Illustration of the coronavirus
April 9, 2020
Updated on April 10, 2020 to 0h15
The plasma of patients healed, a weapon against the coronavirus?
The canadian Press
MONTREAL — The largest clinical study to date on the use of plasma convalescent in the fight against the coronavirus will be carried out in Canada and several institutions in quebec will participate.
The treatment will be studied in the context of a large clinical trial including a fifty centres in Canada, including a dozen in Quebec.
Scientists at the CHU Sainte-Justine, Centre de recherche du Centre hospitalier de l’université de Montréal, the jewish general Hospital, Héma-Québec and several other hospitals in the province will be as well part.
“It is a therapy to treat the disease, explained one of the leaders of the study, dr. Philippe Bégin at the CHU Sainte-Justine. We speak of passive immunization, with a vaccine we are talking about active immunization.”
Passive immunization involves transfusing plasma from patients cured of the COVID-19 – the plasma-convalescent – in patients in early disease in order to transfer protective antibodies in the hope of limiting the severity of their symptoms.
The plasma is the liquid portion of the blood that contains the antibodies that protect against disease.
“It is like the proverb ‘give a fish, you feed someone for a day, teach a man to fish, you feed someone for always’, was illustrated by dr. Bégin. The vaccine teaches you to fish. You give the widget for which you want to be immunized, the body starts to produce its own antibodies, and he will make them for ever.
“But then, we don’t have the time, because first of all it is not yet known to fish, so you can’t really teach it. So the idea is that we just give the antibodies produced by someone else.”
The approach was used before the advent of vaccines, during major epidemics, and this is not the first time that we are considering using the plasma from convalescent to combat the COVID-19. But the “evidence” that point towards effectiveness of the treatment remain for the moment anecdotal and of poor scientific quality.
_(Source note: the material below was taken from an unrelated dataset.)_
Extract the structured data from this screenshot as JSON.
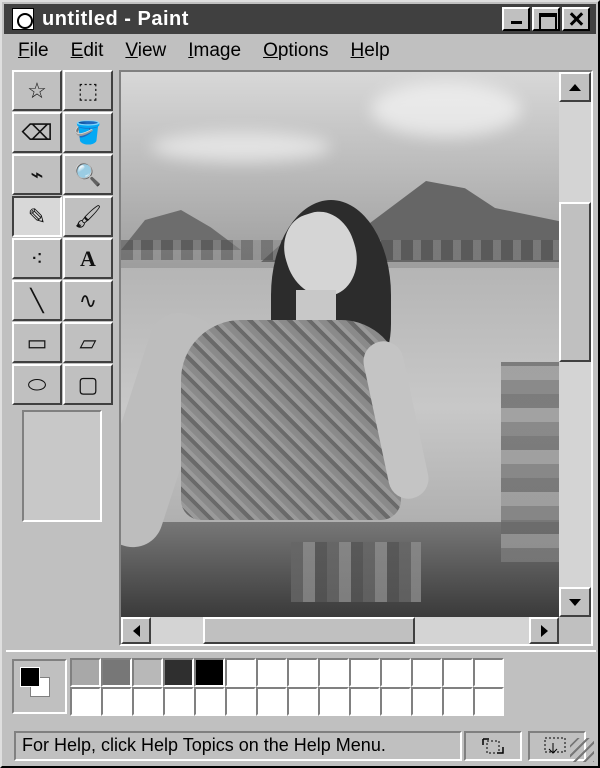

The light therefore remains to be done on the matter, and it is this that will make the quebec researchers and their colleagues at McMaster University, hospital toronto Sunnybrook and SickKids Hospital in Toronto.
“We are a little blind, has admitted dr. Bégin. We don’t have tons of studies that tell us that it takes a particular type of antibody, or such a quantity of plasma.”
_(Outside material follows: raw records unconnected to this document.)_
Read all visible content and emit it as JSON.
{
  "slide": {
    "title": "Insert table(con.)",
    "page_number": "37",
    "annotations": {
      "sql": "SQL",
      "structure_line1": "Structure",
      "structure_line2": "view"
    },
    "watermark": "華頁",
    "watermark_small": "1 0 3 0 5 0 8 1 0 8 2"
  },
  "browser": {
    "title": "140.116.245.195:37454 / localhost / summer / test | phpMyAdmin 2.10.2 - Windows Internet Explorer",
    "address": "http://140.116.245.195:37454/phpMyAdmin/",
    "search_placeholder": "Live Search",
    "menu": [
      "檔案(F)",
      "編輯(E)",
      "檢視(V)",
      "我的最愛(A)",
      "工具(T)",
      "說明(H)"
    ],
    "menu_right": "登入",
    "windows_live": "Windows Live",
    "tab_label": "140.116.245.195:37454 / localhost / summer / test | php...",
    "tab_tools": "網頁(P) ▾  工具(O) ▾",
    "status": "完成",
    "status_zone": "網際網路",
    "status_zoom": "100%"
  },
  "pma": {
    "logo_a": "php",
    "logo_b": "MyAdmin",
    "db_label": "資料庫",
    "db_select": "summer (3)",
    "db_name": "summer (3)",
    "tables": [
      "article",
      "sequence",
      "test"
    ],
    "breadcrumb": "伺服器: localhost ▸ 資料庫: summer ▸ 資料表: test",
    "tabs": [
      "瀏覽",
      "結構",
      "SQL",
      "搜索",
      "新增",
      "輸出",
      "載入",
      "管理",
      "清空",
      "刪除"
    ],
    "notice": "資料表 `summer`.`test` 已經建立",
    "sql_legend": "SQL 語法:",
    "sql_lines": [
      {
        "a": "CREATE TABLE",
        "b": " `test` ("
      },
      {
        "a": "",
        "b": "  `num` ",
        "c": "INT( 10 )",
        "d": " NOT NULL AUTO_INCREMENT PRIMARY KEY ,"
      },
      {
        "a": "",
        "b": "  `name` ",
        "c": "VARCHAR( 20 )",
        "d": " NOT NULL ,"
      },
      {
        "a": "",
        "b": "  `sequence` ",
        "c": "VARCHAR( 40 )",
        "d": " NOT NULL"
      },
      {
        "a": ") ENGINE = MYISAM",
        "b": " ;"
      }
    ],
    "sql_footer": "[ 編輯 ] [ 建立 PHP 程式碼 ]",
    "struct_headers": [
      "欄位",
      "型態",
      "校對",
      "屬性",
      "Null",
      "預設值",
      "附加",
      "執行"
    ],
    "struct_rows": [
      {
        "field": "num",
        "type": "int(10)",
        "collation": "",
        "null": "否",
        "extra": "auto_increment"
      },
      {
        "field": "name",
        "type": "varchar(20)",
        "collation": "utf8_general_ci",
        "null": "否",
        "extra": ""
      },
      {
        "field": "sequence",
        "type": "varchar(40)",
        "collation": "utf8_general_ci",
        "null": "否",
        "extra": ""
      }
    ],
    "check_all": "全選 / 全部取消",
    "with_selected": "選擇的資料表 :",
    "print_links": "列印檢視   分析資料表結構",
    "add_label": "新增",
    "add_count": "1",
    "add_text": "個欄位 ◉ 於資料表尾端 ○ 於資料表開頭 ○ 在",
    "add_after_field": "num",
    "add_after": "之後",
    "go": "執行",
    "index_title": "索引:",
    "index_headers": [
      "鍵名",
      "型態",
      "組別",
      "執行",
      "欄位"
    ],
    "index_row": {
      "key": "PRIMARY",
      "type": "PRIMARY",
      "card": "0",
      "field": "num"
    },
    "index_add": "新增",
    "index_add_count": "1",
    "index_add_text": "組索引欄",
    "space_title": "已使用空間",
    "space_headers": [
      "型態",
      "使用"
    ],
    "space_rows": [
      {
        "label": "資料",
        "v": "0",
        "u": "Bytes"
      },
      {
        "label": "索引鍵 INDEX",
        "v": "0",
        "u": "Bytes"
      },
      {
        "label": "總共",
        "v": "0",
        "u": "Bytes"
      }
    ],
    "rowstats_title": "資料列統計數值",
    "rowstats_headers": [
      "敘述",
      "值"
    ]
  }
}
The best way to see more clearly is to collect the most quickly as possible the largest possible amount of data, he added.
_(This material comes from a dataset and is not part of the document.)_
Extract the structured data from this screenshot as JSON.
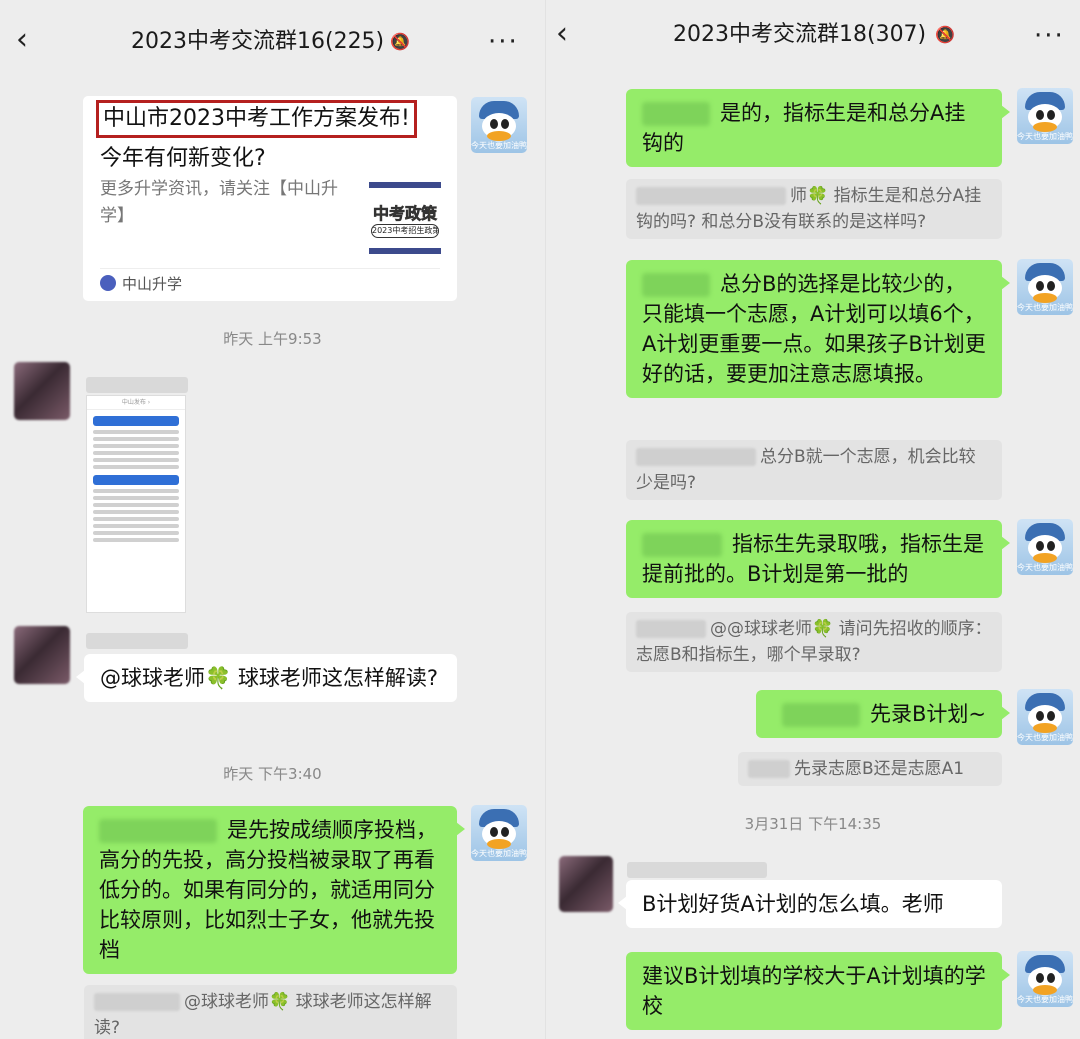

“We want to go fast, and the best way to go fast is to be several to do the same protocol to put all the data together, he explained. We have colleagues from other countries who are interested and with which we share our protocols so that they are loaded in the same protocol, and even there we could put our data all together and go even faster to acquire the data.”
It is about a month after the end of the disease that the antibody levels are the highest, and it is at this point that we can proceed with a levy. As the pandemic sweeping across Quebec for a few weeks, the number of potential donors – even if it will increase – remains for the moment limited.
The researchers therefore decided that the plasma convalescent available will be restricted to patients infected by the disease. It is not impossible, later on, whether it is offered as a preventive measure, for example health workers working closely with the virus.
Approximately 1200 patients will be recruited in Quebec, including 800 who will receive the plasma convalescent. The study should last approximately three months.
Héma-Québec will be responsible for the collection of plasma in patients healed.